"That the corruption of the best things produces the worst, is grown into a maxim, and is commonly proved, among other instances, by the pernicious effects of superstition and enthusiasm, the corruptions of true religion."
"I shall venture to affirm, that there never was a popular religion, which represented the state of departed souls in such a light, as would render it eligible for human kind, that there should be such a state. These fine models of religion are the mere product of philosophy. For as death lies between the eye and the prospect of futurity, that event is so shocking to nature, that it must throw a gloom on all the regions which lie beyond it; and suggest to the generality of mankind the idea of Cerberus and Furies; devils, and torrents of fire and brimstone."
"What a noble privilege is it of human reason to attain the knowledge of the supreme Being; and, from the visible works of nature, be enabled to infer so sublime a principle as its supreme Creator? But turn the reverse of the medal. Survey most nations and most ages. Examine the religious principles, which have, in fact, prevailed in the world. You will scarcely be persuaded, that they are any thing but sick men's dreams: Or perhaps will regard them more as the playsome whimsies of monkies in human shape, than the serious, positive, dogmatical asseverations of a being, who dignifies himself with the name of rational."
"Deacon King was tried for violating the Sabbath, and so hot was the debate that it was referred to the church council, which ultimately decided, after long and grave debate, that the deacon had committed a 'work of necessity and mercy.'"
"Mead had studied for the ministry, but had lost his faith and took great delight in blasphemy. Capt. Charles H. Frady, pioneer missionary, held a meeting here and brought Mead back into the fold.

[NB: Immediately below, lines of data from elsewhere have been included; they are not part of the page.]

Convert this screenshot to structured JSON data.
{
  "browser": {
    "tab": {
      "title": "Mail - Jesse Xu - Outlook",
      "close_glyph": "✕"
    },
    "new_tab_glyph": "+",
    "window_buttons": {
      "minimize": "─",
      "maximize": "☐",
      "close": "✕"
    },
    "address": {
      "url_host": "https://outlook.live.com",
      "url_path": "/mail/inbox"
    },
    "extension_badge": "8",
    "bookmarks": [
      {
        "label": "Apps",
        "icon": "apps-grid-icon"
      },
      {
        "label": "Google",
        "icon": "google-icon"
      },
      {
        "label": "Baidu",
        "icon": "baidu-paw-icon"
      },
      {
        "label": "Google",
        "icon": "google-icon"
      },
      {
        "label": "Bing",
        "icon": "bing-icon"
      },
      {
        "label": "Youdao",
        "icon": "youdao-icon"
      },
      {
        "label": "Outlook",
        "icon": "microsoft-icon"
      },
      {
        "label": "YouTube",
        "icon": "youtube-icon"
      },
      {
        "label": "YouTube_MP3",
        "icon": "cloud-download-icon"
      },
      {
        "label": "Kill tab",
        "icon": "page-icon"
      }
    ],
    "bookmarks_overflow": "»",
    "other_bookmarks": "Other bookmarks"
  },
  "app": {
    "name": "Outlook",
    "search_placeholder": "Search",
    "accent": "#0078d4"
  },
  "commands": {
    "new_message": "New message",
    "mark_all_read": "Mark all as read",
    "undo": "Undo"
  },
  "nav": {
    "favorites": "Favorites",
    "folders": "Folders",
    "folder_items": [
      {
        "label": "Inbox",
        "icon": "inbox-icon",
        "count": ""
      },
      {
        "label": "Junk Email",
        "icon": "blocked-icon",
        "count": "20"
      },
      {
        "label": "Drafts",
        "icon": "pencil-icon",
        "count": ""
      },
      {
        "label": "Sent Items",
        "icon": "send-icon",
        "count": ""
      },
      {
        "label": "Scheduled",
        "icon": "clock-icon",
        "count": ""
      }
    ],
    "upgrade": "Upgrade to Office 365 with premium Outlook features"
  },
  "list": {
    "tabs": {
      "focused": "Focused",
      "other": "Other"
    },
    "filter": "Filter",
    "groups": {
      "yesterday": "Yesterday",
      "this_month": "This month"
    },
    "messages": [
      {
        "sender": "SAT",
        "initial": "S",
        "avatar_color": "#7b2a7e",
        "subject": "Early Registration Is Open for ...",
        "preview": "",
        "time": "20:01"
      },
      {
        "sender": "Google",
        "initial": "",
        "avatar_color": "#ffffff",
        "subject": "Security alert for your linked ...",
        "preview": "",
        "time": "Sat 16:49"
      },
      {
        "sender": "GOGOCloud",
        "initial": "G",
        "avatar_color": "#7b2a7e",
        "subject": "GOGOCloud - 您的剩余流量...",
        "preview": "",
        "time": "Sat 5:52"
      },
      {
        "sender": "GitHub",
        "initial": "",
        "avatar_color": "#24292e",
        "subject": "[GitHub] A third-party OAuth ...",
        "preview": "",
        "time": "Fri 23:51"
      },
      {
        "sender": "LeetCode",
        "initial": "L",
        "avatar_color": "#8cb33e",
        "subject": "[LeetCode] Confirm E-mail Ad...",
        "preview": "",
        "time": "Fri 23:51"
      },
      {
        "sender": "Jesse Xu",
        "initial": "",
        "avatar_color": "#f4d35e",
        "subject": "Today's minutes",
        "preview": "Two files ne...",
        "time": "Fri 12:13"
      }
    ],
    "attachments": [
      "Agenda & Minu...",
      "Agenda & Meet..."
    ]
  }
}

He then became so devout that, one Sunday, when he happened upon a swimming party, he shot at the people in the river, and threatened to kill anyone he again caught desecrating the Sabbath."
"Adjoining a refreshment stand ... is a small frame ice house ... with a whitewashed advertisement on its brown front stating, simply, "Ice. Glory to Jesus." The proprietor of the establishment is a religious man who has seized the opportunity to broadcast his business and his faith at the same time."
"When the Revolutionaries ran short of gun wadding the Rev. James Caldwell ... broke open the church doors and seized an armful of Watts' hymnbooks. The preacher threw them to the soldiers and shouted, "Give 'em Watts, boys--give 'em Watts!"
"[T]he Congregational minister in a neighboring town definitely stated that 'the same spirit which drove the herd of swine into the sea drove the Baptists into the water, and that they were hurried along by the devil until the rite was performed.'"
"Our knowledge of the historical worth of certain religious doctrines increases our respect for them, but does not invalidate our proposal that they should cease to be put forward as the reasons for the precepts of civilization. On the contrary! Those historical residues have helped us to view religious teachings, as it were, as neurotic relics, and we may now argue that the time has probably come, as it does in an analytic treatment, for replacing the effects of repression by the results of the rational operation of the intellect."
"Culture's essential service to a religion is to destroy intellectual idolatry, the recurrent tendency in religion to replace the object of its worship with its present understanding and forms of approach to that object."
"Religion! How it dominates man's mind, how it humiliates and degrades his soul. God is everything, man is nothing, says religion. But out of that nothing God has created a kingdom so despotic, so tyrannical, so cruel, so terribly exacting that naught but gloom and tears and blood have ruled the world since gods began."
"By Jesus's time the Law of Moses, originally established for the government of a semi-barbarous nation of herdsmen and hill-farmers, resembled a petulant great-grandfather who tries to govern a family business from his sick-bed in the chimney-corner, unaware of the changes that have taken place in the world since he was able to get about: his authority must not be questioned, yet his orders, since no longer relevant, must be reinterpreted in another sense, if the business is not to go bankrupt. When the old man says, for instance: "It is time for the women to grind their lapfuls of millet in the querns", this is taken to mean: "It is time to send the sacks of wheat to the water-mill."